According to a report published by Attom, the house flipping rate in the U.S. is trending upward. 79,733 single family homes and condominiums were flipped in the second quarter of 2021, coming out to a rate of 4.9% in all second quarter home sales (one in 20)— which Attom notes is the first increase in over a year.
The second quarter (which consists of April, May, and June) flipping percentage is up from 3.5% in the first quarter (January, February, March). However, both percentages are far from the 6.8% the house flipping market saw back in the second quarter of 2020.
House flipping is typically defined as buying and selling a house within a 12-month time period. As you may have seen on popular TV shows such as HGTV’s “Flip or Flop” or “Fixer Upper,” home flippers renovate or improve their properties in order to create a bigger return on investment (ROI) when they eventually sell.
Like many tactics in real estate, the process and end result of house flipping can greatly fluctuate and depends on a variety of factors, from the types of improvements and costs needed to the location and market that the property has.

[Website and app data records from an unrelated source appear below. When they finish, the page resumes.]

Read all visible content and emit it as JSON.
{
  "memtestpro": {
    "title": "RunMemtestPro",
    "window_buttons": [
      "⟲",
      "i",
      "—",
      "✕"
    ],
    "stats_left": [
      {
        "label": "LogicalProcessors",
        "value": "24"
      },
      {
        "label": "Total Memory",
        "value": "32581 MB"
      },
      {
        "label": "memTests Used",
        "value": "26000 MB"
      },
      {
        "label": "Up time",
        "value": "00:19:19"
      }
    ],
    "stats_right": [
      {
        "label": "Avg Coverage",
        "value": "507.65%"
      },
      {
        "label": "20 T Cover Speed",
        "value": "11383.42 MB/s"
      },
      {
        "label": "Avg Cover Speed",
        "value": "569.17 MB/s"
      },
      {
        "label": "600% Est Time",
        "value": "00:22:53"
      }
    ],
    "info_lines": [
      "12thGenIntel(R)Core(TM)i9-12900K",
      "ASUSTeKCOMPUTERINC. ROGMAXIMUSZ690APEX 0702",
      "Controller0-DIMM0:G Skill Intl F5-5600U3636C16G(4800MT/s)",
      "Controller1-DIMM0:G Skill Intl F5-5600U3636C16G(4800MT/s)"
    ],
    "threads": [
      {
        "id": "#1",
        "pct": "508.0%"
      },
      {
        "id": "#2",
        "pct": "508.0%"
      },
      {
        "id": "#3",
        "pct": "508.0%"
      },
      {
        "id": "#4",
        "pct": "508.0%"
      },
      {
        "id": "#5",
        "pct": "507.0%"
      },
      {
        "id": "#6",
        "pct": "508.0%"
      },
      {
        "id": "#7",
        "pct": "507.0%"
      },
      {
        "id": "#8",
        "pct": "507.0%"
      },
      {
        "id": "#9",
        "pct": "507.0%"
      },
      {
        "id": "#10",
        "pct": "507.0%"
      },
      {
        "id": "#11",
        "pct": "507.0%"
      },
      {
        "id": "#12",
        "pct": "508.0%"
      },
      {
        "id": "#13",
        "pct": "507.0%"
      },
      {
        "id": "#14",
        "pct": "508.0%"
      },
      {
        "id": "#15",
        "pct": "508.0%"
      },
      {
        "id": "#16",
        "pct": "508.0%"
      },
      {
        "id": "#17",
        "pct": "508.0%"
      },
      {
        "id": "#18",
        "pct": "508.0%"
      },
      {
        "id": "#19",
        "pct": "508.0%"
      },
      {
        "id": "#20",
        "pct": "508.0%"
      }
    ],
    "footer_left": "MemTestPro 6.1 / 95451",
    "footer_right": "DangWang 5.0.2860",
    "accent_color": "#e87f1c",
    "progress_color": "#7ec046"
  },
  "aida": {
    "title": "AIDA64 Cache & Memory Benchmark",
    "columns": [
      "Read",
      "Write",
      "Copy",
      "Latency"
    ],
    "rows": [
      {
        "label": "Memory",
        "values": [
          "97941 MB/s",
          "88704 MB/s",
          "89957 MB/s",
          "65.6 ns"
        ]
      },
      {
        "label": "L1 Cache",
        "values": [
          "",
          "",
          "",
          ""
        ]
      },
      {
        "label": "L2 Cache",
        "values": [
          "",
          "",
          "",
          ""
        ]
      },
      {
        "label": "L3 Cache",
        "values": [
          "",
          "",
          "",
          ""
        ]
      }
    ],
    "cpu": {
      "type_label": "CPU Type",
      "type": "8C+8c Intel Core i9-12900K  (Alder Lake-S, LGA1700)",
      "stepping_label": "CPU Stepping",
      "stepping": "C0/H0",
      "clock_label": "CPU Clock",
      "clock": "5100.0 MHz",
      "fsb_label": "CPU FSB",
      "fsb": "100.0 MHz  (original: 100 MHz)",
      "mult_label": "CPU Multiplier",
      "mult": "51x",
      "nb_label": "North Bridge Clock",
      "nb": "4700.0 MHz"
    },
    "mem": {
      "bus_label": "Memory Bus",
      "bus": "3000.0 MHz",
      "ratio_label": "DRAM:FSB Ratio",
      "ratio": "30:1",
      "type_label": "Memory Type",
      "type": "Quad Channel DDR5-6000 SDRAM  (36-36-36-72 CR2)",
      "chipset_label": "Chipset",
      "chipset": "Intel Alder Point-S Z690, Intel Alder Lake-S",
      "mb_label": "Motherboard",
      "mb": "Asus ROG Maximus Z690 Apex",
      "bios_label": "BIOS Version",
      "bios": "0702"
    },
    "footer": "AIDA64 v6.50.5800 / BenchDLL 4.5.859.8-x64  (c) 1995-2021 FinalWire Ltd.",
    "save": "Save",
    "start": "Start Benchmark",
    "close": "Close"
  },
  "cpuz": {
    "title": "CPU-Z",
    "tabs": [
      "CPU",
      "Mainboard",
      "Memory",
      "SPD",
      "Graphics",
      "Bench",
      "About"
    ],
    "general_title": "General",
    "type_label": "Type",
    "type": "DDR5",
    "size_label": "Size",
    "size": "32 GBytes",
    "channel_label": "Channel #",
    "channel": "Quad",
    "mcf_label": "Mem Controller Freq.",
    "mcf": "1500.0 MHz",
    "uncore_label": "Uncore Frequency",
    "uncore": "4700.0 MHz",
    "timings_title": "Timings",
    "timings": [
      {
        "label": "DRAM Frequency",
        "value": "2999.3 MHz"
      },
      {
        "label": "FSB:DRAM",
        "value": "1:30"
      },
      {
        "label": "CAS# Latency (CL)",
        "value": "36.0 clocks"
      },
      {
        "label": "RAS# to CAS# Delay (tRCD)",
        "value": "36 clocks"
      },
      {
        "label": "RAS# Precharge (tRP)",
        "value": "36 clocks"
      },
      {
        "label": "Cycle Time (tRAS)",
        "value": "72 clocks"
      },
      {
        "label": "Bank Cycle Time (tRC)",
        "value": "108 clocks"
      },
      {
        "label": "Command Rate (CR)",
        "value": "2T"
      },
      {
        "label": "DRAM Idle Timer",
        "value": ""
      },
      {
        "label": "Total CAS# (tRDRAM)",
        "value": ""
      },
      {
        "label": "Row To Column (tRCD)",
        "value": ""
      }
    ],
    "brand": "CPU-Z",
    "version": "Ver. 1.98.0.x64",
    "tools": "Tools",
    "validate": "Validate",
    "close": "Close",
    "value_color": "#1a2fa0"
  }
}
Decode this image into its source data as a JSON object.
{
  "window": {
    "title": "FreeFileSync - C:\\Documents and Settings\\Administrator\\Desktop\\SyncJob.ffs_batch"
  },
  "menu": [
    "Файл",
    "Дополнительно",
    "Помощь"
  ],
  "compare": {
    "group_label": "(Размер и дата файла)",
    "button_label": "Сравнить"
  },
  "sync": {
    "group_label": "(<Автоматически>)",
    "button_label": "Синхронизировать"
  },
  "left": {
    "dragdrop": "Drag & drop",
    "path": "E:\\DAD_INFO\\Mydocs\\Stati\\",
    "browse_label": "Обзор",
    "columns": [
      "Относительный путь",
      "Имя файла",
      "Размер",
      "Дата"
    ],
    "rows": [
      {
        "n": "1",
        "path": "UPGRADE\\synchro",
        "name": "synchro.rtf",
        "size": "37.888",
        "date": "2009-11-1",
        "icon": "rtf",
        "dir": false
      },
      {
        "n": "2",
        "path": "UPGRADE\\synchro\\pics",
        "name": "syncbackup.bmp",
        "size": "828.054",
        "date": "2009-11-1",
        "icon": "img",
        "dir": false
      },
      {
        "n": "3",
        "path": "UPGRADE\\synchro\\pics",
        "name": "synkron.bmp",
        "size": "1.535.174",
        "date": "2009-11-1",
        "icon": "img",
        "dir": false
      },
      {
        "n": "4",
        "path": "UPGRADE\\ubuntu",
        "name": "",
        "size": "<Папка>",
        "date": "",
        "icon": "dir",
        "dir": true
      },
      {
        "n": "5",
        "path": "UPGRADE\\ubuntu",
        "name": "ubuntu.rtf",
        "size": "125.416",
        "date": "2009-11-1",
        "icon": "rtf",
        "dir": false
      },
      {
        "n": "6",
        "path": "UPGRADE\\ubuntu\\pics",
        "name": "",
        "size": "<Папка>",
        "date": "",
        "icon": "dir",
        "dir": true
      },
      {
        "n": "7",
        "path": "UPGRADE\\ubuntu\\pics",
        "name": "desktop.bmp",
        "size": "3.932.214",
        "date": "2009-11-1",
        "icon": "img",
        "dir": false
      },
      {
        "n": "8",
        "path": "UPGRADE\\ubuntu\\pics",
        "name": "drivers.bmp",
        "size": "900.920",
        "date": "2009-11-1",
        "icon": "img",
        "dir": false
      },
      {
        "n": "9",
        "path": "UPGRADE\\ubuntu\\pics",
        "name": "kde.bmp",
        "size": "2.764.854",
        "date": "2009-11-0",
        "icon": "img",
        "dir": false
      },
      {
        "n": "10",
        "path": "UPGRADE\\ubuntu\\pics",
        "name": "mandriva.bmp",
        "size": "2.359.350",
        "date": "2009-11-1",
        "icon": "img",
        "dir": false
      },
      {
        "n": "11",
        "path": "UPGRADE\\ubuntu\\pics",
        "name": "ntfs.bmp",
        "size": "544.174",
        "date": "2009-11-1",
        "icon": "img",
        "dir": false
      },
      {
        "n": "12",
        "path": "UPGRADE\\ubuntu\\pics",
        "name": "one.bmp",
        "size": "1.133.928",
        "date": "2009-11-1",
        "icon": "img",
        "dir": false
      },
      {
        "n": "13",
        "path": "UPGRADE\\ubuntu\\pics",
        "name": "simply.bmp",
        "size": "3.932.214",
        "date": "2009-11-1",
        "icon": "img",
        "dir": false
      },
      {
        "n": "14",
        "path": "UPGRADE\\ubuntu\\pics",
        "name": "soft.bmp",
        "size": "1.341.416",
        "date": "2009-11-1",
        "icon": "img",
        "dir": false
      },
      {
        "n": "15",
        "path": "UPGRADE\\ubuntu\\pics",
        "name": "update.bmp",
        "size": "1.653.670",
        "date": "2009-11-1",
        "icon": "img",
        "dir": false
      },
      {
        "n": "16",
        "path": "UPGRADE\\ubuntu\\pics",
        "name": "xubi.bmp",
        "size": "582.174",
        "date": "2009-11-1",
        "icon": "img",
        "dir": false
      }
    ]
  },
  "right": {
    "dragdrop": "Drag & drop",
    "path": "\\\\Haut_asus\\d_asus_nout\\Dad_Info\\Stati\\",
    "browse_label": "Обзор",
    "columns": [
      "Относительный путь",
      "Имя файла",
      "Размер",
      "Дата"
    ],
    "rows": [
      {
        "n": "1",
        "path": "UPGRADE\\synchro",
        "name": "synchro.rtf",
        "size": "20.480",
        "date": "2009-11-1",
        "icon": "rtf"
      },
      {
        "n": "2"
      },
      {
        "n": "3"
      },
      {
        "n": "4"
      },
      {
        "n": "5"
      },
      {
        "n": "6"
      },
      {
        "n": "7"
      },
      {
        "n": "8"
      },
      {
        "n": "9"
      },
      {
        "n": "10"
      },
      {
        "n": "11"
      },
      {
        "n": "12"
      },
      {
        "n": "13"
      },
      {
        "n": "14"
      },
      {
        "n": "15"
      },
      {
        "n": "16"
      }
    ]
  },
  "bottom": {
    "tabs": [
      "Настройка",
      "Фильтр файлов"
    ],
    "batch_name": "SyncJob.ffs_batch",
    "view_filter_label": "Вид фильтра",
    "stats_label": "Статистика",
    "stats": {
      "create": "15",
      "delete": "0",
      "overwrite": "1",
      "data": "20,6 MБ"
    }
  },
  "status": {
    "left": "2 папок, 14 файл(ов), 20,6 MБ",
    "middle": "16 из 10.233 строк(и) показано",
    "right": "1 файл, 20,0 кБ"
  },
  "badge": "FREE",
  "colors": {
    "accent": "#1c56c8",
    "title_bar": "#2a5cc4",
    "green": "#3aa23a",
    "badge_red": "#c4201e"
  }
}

The gross profit on an average house flipping rose to $67,000, up by 2.5% from $65,400 in the first quarter. These profit numbers are up from 2020 and are some of the highest totals since 2005. However, while the gross profits may be promising, CNBC explains that the ROI (which is calculated after adding in flip costs) have taken some sizable hits in the past quarters.
“The return was just 33.5% in the second quarter, down from 37% in the quarter before and down from 40% in the second quarter of 2020. Investors are now seeing the lowest returns since 2011, when the housing market had yet to begin its recovery from the subprime mortgage crash.”
CNBC notes that there are a number of influences that contribute to these returns, which includes the tough reality that renovating a house is much more costly now due to inflation and the supply-chain being heavily impacted by the pandemic. Home-flippers also tend to be just one person or a small group, which impacts just how much (or little) discounted resources they have at their disposal.
While ROI was down nationwide, some populated areas saw terrific boons of returns. Among the metropolitan areas that have experienced the highest ROI rates in the second quarter of 2021 are Oklahoma City (196.4%), Fargo, N.D. (185.7%), Pittsburgh (154.2%), Omaha, Neb. (135%), and York, Penn. (115.%).
If you’re a lover of renovating while munching on cheesesteaks or crab cakes, you’re in luck. Along with Oklahoma City and Pittsburgh, Philadelphia (100%), Buffalo (93.3%), and Baltimore (90.5%) were among metro areas with at least a population of one million that saw the largest returns in the second quarter.
Meanwhile, midwestern and southern areas such as Gulfport, Miss., College Station, Texas, and Corpus Christi, Texas had the smallest investment returns, seeing losses of up to 7.8%. These towns also dealt with considerably small raw profits.
If you have an interest in real estate and think you could manage despite the tough profit margins, house flipping could be a viable market to jump on while it’s growing. USA Today touched down on a number of tips for flipping beginners. Studying and knowing your market is the first and most important duty, as your location will heavily impact your potential profits and returns (as evident above).
Setting a budget and timeline is also an important goal. USA Today specifically emphasized the 70% rule— which is how much you should spend on the property when keeping in mind how much you want to sell it for and how much it will cost to renovate.
Lastly, you should stay away from making too many improvements. If not, you run the risk of either becoming too attached to the property, or ruining your potential ROI when the profit doesn’t cover the vast amount of changes you made.
There is another positive, which is that as Attom notes, the average time it takes to flip a house— 147 days in the second quarter— is the lowest it’s been since 2010. That’s great for potential investors who don’t want to be wrapped up in a long-term project.
Andrew Rhoades is a Contributing Reporter at The National Digest based in New York. A Saint Joseph’s University graduate, Rhoades’ reporting includes sports, U.S., and entertainment. You can reach him at email@example.com.